The company's shares were up 2.4 percent in trading after the bell on Wednesday.

Net income rose 27.2 percent to $411 million, or 34 cents per share, in the second quarter ended June 30.

Excluding items, the company earned 46 cents per share, beating the average analyst estimate of 43 cents, according to Thomson Reuters I/B/E/S.

San Jose, California-based PayPal has been expanding its strategic partnerships and investing in new services.

The company has partnerships with Visa Inc, MasterCard Inc, Google's mobile payments platform, Android Pay and several others.

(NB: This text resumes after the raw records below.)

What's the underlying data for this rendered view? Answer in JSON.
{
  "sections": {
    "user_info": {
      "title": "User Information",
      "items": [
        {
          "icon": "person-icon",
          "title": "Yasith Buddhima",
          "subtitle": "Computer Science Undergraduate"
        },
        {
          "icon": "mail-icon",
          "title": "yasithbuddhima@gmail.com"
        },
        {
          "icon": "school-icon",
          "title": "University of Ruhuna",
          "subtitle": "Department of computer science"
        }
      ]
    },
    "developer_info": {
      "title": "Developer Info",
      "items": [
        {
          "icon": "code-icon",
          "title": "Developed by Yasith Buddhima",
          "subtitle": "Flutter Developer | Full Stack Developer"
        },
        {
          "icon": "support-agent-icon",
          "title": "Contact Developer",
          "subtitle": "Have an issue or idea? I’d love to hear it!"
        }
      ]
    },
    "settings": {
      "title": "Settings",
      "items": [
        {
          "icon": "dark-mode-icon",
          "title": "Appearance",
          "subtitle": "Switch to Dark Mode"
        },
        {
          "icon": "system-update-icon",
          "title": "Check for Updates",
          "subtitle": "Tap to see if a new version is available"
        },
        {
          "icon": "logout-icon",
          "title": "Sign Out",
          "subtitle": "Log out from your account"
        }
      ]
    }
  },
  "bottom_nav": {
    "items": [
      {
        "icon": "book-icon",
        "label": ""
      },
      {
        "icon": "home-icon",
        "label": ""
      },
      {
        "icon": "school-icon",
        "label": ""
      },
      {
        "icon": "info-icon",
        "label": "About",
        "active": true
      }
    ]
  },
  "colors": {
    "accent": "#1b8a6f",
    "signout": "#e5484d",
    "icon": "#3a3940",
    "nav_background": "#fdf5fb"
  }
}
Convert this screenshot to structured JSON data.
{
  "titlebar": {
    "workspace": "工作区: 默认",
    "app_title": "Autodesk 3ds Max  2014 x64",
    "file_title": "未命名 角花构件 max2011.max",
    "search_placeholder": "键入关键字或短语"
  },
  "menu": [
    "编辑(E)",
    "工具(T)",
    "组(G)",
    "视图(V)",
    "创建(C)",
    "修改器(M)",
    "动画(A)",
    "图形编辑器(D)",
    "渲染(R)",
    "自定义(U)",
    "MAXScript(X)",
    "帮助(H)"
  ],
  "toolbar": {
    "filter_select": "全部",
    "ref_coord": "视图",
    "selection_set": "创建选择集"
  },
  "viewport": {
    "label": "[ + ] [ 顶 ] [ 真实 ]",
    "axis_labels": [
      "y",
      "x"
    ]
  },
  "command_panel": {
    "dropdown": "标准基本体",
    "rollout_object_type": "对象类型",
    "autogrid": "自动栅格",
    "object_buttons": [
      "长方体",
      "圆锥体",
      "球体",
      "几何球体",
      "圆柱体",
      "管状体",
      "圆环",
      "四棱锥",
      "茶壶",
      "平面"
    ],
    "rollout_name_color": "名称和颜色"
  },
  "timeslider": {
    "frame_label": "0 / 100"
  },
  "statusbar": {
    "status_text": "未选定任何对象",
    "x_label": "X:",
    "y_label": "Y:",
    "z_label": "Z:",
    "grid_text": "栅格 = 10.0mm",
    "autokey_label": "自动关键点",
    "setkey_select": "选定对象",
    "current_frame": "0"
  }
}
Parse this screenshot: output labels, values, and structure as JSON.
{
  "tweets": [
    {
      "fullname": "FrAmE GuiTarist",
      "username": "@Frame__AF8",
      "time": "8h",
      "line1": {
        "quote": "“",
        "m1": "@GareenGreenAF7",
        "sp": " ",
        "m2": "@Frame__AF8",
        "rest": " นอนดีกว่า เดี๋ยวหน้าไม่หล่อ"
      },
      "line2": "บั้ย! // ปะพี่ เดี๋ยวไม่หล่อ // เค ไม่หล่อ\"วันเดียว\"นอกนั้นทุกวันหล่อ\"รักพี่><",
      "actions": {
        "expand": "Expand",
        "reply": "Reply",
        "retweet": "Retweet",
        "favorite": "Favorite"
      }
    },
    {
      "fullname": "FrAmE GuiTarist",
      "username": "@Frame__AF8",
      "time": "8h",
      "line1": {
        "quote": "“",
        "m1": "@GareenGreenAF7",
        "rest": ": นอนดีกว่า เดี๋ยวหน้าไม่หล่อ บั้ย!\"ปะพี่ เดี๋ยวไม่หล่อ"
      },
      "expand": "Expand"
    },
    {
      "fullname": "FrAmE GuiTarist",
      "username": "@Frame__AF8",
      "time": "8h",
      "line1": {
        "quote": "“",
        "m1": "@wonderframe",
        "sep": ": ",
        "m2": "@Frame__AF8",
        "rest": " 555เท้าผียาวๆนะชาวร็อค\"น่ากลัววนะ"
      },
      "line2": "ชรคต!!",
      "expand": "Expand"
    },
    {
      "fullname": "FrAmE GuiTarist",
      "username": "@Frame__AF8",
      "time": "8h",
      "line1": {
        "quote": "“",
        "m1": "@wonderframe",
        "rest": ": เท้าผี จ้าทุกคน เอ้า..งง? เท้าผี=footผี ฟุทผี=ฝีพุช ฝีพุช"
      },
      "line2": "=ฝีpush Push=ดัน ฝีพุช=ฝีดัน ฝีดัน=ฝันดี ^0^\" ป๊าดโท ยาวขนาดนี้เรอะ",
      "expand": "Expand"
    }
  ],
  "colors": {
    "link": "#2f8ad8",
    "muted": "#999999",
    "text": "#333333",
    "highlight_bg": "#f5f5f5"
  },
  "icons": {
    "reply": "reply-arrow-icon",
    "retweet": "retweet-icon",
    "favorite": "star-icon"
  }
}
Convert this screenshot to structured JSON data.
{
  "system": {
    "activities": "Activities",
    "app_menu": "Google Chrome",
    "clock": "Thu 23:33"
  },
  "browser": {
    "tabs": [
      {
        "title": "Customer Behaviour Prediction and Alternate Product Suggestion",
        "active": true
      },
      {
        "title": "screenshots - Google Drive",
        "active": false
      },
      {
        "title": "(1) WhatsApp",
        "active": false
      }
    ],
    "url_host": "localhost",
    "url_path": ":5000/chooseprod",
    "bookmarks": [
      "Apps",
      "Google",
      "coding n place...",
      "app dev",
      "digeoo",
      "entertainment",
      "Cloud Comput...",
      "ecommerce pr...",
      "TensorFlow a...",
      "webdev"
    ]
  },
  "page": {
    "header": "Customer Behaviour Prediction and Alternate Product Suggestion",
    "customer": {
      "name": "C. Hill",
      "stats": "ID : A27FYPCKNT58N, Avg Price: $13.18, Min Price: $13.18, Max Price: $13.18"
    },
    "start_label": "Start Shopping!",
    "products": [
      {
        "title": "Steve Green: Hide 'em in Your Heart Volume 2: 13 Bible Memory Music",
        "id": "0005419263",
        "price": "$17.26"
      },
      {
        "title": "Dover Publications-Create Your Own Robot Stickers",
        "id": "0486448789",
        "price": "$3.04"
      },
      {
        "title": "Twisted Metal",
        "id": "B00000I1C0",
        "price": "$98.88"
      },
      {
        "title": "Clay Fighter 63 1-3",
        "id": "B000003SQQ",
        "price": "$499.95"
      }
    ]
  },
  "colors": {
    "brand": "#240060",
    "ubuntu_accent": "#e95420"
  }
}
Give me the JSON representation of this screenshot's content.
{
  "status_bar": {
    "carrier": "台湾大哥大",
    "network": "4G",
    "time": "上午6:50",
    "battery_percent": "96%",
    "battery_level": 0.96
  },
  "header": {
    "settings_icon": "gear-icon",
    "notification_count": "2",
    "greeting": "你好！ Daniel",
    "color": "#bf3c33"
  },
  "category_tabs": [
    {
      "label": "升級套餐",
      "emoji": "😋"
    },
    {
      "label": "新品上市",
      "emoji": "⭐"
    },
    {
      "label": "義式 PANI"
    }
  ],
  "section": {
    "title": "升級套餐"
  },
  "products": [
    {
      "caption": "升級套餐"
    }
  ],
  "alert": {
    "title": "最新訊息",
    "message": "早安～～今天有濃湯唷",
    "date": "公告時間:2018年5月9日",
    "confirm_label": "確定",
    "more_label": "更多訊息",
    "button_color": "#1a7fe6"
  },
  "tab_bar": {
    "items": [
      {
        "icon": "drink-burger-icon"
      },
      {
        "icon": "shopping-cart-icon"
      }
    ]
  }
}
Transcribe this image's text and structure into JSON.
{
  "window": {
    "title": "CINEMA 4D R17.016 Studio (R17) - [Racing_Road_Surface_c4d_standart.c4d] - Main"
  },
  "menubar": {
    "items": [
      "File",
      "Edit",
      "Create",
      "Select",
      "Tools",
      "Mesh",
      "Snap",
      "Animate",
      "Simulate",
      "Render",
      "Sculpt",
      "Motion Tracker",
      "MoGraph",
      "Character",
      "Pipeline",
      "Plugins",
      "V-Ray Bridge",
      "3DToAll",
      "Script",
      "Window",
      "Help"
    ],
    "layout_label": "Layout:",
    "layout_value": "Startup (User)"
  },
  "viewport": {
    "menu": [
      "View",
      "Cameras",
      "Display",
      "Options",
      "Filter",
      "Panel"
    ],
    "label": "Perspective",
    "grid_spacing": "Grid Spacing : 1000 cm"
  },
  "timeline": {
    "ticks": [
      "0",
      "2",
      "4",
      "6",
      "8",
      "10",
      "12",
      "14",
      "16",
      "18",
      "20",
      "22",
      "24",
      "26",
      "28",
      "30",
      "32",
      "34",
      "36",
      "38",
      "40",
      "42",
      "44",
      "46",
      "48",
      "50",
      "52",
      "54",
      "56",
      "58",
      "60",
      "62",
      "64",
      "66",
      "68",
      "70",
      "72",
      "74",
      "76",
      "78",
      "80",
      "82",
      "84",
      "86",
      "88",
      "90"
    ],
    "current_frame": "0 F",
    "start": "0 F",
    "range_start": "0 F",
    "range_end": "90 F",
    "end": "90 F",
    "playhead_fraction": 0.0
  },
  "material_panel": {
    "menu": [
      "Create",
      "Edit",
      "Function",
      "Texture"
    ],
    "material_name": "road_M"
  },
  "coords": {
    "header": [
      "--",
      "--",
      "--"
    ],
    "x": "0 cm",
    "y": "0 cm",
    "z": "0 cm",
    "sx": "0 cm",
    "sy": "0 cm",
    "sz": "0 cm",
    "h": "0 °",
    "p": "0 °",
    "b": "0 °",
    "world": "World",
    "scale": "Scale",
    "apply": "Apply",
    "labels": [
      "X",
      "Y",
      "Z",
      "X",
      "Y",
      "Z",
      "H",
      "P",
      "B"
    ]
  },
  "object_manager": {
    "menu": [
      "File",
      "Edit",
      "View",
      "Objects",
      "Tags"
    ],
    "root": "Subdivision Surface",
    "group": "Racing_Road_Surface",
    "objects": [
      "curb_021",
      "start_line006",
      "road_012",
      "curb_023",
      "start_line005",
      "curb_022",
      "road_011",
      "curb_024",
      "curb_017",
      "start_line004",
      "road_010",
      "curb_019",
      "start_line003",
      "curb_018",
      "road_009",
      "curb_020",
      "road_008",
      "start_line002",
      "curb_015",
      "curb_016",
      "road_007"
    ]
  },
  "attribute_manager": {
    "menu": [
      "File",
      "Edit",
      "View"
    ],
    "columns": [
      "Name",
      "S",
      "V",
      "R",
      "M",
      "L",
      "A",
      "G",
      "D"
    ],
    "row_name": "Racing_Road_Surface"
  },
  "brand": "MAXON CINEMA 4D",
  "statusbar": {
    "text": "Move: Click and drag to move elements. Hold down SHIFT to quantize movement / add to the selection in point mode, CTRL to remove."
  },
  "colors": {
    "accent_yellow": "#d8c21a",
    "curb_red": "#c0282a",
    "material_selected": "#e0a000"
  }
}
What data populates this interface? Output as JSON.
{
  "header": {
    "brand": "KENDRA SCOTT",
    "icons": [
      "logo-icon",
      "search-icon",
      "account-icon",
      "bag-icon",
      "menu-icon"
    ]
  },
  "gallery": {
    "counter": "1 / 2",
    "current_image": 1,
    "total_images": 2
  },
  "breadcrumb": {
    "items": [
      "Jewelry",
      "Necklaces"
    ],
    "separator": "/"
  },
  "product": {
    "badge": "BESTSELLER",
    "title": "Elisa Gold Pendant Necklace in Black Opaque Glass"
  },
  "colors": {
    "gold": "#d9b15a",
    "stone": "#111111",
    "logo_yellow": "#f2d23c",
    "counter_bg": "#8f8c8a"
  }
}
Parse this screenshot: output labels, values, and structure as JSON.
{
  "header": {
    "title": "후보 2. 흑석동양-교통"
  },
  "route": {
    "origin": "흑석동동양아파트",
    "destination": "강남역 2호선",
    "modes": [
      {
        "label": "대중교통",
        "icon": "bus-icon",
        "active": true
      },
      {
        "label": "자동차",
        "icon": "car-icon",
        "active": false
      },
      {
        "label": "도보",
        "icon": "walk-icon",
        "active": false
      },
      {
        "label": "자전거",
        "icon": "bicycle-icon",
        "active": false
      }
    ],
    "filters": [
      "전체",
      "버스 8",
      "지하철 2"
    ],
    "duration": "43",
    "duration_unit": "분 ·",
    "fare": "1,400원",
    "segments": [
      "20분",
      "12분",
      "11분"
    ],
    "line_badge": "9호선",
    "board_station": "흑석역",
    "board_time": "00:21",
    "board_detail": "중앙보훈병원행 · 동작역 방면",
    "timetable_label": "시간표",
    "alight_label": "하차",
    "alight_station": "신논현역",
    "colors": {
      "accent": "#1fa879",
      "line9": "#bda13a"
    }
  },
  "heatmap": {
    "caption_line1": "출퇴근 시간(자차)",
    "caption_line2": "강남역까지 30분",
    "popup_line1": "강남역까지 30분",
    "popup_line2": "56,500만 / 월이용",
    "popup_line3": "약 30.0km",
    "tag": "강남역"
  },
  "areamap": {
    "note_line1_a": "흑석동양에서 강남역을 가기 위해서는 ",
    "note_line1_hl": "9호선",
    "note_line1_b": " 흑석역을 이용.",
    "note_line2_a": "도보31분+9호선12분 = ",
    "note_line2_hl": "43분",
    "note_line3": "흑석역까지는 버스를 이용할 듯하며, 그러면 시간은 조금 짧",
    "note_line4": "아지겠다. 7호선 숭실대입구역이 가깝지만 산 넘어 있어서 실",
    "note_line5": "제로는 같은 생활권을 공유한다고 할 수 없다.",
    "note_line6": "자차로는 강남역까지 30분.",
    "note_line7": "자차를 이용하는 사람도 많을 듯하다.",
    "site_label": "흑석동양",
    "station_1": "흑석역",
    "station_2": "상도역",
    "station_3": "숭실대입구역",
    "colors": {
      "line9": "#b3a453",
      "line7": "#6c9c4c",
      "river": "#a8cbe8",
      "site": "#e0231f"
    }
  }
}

PayPal's collaboration with Apple Inc's services earlier this month has mitigated much concern among investors about competitive threat from Apple. (http://bit.ly/2udRdBv)

PayPal raised its 2017 adjusted earnings forecast to a range of $1.80 per share to $1.84 per share, from $1.74 per share to $1.79 per share range it previously forecast.

The company said it now expected full-year revenue to be in the range of $12.775 billion to $12.875 billion, up from $12.52 billion to $12.72 billion earlier.

PayPal, whose product portfolio includes Braintree, Venmo, One Touch and Xoom, among others, added 210 million active customer accounts in the quarter, up 3.4 percent from a year ago.

Mobile payments volume rose 50 percent to about $36 billion.

PayPal has said more than half of its total active account holders transact using a mobile device.

Payment volumes at PayPal's Venmo, the Braintree-operated peer-to-peer mobile payments platform, more than doubled to $8.0 billion in the second quarter.

Total payments volume jumped 23.5 percent to $106.44 billion.

Total revenue rose 18.3 percent to $3.14 billion.

Up to Wednesday's close, PayPal's shares had risen 49 percent this year. (Reporting by Nikhil Subba in Bengaluru; Editing by Maju Samuel and Sriraj Kalluvila)